During a session with leaders from the American Cancer Society, Brown witnessed a breakthrough: “They could say based on the resources of the community, ‘We know the five large-scale initiatives we need to pursue.’ Whereas before they had maybe 20, and they were kind of haphazard.” Everyone emerged from the session with clear goals.

WE WILL BE TAKING NOTES FOR THE REST OF OUR LIVES. YOU TAKE NOTES IN MEETINGS; YOU TAKE NOTES IN CLASSROOMS.

STARTING TO GET VISUAL

Practicing doodling can help make visions of the future more tangible. As Brown points out, “We will be taking notes for the rest of our lives. You take notes in meetings; you take notes in classrooms.” Many note-takers might hesitate to employ visual language, since it will require time and effort. But Brown says that’s a good thing: “It slows you down, and you have to start listening for the important things. It has the effect of cementing the data you’re hearing into your brain.”

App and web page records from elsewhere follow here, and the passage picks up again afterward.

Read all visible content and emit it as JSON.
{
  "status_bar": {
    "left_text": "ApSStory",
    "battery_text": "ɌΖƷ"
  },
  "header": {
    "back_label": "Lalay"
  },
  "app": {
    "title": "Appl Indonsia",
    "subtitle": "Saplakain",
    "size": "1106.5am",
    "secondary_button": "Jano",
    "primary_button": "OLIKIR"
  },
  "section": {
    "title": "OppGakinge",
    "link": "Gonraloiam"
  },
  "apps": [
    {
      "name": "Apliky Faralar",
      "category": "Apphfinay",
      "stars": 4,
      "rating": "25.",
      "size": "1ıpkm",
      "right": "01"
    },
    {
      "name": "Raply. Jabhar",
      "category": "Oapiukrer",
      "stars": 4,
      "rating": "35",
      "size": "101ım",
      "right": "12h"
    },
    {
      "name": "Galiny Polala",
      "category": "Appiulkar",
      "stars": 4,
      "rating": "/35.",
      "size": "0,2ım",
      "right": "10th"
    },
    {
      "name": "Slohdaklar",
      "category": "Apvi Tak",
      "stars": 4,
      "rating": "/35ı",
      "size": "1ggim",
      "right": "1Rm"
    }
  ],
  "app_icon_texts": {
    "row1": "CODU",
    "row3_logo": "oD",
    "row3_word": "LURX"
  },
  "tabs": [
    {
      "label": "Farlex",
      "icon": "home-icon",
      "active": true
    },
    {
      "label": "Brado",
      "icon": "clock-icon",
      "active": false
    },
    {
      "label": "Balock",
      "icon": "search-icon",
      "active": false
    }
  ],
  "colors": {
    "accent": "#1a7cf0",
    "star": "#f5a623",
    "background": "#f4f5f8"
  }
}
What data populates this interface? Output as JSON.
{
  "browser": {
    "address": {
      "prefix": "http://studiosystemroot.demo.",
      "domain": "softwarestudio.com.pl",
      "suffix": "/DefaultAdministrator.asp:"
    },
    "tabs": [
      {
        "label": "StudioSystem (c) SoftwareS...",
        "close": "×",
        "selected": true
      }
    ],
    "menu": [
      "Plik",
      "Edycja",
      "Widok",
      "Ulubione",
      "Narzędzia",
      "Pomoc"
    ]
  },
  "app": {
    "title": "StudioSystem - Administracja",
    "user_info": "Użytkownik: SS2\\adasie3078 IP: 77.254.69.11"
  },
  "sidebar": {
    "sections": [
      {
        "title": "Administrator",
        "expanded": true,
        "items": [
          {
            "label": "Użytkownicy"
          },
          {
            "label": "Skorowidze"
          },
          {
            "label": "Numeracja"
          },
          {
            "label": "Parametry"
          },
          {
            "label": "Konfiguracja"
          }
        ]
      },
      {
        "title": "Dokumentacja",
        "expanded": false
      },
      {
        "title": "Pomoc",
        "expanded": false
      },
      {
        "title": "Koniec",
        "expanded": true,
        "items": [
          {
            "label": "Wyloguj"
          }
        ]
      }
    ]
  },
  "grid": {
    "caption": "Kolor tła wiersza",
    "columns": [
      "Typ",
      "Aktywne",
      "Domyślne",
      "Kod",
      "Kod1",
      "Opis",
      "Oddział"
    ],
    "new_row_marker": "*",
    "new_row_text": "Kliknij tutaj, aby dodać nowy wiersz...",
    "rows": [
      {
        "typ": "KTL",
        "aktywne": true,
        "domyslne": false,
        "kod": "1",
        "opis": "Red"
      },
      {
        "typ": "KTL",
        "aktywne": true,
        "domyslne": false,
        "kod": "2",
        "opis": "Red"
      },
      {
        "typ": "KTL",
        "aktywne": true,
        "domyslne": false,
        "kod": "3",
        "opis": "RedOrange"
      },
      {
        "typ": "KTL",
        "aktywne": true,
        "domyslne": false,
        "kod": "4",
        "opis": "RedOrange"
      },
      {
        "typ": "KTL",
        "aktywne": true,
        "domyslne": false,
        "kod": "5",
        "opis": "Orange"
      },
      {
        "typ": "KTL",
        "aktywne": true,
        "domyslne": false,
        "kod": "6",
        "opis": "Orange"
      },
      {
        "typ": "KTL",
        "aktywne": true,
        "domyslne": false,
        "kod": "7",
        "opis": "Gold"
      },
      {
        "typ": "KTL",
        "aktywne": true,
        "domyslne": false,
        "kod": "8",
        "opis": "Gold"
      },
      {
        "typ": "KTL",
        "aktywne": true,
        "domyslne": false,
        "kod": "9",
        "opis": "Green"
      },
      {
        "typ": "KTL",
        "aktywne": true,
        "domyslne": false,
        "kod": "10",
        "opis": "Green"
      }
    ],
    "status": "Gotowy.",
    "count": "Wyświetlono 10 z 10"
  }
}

With practice, Brown says that visual note-takers can learn to hone in on important concepts. Trying something new may feel unnerving, but Brown argues that the status quo is due for a change: “It might be scary for someone to try because they are afraid of losing content, but they are already losing content by not including visual language.”

In order to begin the visual process, Brown suggests starting with something that you will not be tested on—like doodling in church on Sunday.

DOODLING TO GROW IN FAITH

John Hendrix’s “Drawings in Church” displays an artistic talent that not everyone possesses. But that should not prevent anyone from incorporating sketches or doodles into Sunday’s sermon notes. The practice of faith requires a great deal of reflection, and as Brown observes: “doodling is really appropriate for introspection.”

Spiritual and emotional states can play into our interpretation of a sermon. If 200 people doodled through the same service, each of their drawings would look different. And they all would give clues for understanding and application. Brown backs up this idea: “I would say a large majority of the way we behave and make decisions are preverbal; we don’t know why until it gets couched in language. By that time, the authenticity is questionable.”

It may be difficult to think of language as a barrier to self-discovery, but perhaps that’s because we spend our time hearing about faith in sermons and talking about faith in small groups and Bible studies. Incorporating visual language will take practice, but putting forth the effort is worthwhile if it helps us become more thoughtful, intentional Christians.

Brown was not always convinced that visual language was an effective process. “I was really skeptical at first,” she said about some of her initial experiences. “But after being exposed to it multiple times, I had to acknowledge how powerful it was.” And that sounds quite a bit like the practice of faith.

Melissa Holm is a poet and writer living in Atlanta, GA. She works at Emory University as the editorial assistant for The Correspondence of Samuel Beckett Project.